● **Work item**
Show, from the records below, all lines that contain the word "icon".

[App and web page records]
====
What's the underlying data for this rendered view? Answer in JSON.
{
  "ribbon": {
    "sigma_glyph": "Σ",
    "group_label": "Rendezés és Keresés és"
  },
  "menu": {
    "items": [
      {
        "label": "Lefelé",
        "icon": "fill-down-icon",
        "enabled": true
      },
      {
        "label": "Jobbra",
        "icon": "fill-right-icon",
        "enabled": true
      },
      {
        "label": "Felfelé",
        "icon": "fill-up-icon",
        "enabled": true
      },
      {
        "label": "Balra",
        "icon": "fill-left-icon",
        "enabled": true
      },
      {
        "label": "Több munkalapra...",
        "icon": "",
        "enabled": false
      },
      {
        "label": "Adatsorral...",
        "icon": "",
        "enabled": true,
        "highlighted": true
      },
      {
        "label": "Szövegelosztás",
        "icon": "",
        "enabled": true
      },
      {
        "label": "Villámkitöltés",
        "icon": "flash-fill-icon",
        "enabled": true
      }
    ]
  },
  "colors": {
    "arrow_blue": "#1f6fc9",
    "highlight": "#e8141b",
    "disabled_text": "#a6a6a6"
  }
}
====
● **Answer to this exercise**
        "icon": "fill-down-icon",
        "icon": "fill-right-icon",
        "icon": "fill-up-icon",
        "icon": "fill-left-icon",
        "icon": "",
        "icon": "",
        "icon": "",
        "icon": "flash-fill-icon",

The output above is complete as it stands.